## Task input
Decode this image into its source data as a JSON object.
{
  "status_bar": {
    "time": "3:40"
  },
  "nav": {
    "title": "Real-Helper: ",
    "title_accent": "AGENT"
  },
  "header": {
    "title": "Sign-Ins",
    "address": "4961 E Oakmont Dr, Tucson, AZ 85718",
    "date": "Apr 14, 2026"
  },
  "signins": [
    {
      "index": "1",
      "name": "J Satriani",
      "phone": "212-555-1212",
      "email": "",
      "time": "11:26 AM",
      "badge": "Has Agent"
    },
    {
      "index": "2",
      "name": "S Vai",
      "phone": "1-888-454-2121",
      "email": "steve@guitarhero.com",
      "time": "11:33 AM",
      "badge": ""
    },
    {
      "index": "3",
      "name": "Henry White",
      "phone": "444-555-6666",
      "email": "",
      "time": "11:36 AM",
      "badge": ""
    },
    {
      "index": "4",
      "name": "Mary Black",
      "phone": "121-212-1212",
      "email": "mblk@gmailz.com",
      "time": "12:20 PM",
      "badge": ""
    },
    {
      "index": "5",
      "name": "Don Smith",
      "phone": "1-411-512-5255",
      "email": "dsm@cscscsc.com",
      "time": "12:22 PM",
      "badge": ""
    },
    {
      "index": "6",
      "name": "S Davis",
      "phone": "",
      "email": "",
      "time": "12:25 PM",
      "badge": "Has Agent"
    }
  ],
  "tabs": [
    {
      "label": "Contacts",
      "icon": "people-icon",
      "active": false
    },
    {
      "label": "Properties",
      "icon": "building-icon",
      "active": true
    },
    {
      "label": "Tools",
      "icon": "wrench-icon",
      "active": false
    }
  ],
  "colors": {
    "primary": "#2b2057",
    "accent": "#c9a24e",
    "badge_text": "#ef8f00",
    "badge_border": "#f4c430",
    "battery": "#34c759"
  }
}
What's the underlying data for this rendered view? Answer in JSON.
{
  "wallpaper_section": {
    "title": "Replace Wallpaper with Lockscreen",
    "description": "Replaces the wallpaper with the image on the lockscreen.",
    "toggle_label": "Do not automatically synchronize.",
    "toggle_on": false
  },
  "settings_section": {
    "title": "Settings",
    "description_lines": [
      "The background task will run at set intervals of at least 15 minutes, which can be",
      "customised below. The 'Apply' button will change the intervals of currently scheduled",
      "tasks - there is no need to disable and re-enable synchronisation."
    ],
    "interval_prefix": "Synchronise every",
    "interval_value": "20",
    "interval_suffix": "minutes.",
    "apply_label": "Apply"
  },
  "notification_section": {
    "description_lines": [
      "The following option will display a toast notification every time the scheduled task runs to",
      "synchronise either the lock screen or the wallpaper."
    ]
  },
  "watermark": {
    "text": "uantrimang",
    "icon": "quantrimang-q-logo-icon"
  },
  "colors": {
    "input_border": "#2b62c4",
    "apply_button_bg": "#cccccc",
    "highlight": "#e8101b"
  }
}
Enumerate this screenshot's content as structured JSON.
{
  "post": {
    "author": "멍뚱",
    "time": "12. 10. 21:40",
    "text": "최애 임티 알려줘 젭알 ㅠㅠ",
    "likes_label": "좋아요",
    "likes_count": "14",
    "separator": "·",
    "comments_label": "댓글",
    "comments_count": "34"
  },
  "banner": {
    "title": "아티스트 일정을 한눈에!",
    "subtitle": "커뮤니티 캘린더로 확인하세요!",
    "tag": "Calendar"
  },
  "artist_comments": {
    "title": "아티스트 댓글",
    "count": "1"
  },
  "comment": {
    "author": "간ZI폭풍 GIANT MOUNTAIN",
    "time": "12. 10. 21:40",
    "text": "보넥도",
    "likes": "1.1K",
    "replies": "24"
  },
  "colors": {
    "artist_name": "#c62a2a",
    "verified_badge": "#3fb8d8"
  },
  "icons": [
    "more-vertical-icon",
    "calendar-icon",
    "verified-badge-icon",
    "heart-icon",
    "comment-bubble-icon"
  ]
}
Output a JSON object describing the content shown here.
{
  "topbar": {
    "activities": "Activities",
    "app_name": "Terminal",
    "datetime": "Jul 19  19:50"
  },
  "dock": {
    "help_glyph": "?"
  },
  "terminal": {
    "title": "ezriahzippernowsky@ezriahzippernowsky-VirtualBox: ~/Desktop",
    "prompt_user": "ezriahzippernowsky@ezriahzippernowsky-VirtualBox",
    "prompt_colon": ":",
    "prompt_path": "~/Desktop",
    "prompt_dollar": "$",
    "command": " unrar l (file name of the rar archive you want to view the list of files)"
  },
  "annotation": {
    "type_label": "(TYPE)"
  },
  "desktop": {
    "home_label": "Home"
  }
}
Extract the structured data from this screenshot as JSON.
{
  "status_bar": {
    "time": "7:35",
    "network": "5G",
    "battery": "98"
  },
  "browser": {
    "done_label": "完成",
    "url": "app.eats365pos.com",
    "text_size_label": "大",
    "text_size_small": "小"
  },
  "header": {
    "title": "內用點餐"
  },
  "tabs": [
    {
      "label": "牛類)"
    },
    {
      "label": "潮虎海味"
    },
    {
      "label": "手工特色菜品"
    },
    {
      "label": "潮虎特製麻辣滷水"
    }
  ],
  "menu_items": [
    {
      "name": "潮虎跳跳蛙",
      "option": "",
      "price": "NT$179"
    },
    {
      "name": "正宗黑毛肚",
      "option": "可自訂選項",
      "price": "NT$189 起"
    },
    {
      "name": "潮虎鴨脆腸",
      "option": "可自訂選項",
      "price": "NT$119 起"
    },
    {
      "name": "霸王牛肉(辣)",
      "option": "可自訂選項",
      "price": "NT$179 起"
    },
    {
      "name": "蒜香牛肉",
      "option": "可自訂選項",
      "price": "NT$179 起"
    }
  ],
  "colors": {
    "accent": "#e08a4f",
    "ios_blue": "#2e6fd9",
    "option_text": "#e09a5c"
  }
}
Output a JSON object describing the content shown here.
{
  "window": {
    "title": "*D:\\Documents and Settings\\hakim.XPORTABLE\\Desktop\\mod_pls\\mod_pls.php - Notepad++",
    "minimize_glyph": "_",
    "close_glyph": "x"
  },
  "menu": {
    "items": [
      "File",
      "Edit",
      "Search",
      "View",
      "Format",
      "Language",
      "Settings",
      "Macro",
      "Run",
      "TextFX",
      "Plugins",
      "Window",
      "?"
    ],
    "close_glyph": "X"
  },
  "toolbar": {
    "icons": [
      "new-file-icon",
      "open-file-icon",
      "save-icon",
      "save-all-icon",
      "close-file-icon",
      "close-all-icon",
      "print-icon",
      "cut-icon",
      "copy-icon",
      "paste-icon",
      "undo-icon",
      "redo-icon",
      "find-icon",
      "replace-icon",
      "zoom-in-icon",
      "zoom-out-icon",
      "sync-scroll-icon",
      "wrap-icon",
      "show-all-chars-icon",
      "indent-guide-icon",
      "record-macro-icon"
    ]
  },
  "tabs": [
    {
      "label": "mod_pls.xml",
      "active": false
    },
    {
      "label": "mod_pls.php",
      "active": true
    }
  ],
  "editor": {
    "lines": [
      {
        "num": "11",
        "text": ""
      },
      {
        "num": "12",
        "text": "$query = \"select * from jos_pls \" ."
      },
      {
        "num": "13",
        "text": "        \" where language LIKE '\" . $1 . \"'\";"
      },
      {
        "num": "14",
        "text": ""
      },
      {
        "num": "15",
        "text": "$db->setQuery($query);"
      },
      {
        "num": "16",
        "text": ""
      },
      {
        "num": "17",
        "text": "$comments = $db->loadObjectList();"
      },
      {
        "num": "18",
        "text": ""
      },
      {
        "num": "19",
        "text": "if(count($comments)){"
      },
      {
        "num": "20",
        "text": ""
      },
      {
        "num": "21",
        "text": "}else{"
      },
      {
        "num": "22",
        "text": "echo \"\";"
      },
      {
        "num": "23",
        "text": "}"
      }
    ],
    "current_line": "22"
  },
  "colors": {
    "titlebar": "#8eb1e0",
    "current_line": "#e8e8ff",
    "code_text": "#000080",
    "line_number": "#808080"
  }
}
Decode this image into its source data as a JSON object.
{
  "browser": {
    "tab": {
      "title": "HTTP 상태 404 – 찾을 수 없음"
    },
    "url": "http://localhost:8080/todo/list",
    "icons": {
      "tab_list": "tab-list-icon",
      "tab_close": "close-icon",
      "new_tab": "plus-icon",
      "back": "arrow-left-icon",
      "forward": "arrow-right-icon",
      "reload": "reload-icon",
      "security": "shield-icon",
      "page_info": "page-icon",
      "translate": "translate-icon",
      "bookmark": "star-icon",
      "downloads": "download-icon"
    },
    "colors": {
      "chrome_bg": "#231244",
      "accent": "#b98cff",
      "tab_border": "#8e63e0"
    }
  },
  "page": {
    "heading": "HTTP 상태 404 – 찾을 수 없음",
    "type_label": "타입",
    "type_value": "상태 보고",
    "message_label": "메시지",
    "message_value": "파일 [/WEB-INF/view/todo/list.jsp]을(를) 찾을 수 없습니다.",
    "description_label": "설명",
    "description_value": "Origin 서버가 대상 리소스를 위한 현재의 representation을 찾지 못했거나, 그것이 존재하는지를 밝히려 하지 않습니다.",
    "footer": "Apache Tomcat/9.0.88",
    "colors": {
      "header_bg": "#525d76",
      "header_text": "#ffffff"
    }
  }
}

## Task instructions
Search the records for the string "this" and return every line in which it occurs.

## Task response
Decode this image into its source data as a JSON object.
What's the underlying data for this rendered view? Answer in JSON.
Enumerate this screenshot's content as structured JSON.
Extract the structured data from this screenshot as JSON.
Decode this image into its source data as a JSON object.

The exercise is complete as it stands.